*What is needed*:
Find the lines of the listing that contain the string "icon", and return them.

*Provided data*:
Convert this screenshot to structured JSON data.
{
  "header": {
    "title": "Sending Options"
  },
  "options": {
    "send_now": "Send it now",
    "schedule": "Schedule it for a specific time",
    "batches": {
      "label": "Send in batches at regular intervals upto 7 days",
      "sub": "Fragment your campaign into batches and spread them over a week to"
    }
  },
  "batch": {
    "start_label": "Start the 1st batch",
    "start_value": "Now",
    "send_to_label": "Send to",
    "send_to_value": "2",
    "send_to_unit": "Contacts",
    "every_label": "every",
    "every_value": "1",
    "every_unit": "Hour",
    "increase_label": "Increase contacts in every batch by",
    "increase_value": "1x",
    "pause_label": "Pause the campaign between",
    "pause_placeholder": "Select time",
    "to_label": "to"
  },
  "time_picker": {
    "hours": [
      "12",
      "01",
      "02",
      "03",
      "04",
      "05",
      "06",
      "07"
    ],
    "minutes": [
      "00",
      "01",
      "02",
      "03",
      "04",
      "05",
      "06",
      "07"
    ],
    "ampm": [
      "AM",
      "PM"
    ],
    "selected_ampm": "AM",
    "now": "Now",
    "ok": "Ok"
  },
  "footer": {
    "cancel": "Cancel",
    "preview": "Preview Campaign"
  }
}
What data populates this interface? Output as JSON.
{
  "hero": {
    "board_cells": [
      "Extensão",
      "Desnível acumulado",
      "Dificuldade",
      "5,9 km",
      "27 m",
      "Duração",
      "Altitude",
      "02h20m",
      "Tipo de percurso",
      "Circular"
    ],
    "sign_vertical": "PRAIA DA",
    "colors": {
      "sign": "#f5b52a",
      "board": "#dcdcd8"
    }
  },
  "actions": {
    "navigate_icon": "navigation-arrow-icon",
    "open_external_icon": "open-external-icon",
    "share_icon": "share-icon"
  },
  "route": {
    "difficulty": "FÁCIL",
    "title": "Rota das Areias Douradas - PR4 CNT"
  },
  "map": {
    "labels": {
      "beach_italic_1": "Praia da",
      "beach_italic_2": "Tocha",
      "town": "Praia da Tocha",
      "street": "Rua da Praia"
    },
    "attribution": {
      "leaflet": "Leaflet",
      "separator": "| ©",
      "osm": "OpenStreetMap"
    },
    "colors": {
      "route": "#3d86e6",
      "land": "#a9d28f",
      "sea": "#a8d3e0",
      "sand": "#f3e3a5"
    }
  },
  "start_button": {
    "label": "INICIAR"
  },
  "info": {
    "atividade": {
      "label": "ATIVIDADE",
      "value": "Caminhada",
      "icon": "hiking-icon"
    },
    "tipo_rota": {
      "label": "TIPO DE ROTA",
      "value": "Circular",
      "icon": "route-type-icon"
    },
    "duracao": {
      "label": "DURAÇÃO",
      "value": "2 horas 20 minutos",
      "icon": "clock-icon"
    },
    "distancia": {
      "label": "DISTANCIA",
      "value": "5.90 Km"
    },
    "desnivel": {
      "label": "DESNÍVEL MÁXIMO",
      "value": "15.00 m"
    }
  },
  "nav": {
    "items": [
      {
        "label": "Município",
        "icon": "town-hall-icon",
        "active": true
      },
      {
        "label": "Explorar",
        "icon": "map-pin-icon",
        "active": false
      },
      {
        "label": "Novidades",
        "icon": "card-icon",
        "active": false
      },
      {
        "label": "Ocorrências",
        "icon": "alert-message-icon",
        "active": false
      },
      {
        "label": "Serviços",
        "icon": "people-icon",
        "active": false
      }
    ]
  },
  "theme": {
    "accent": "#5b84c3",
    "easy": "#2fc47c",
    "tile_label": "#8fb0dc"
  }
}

*Exercise response*:
    "navigate_icon": "navigation-arrow-icon",
    "open_external_icon": "open-external-icon",
    "share_icon": "share-icon"
      "icon": "hiking-icon"
      "icon": "route-type-icon"
      "icon": "clock-icon"
        "icon": "town-hall-icon",
        "icon": "map-pin-icon",
        "icon": "card-icon",
        "icon": "alert-message-icon",
        "icon": "people-icon",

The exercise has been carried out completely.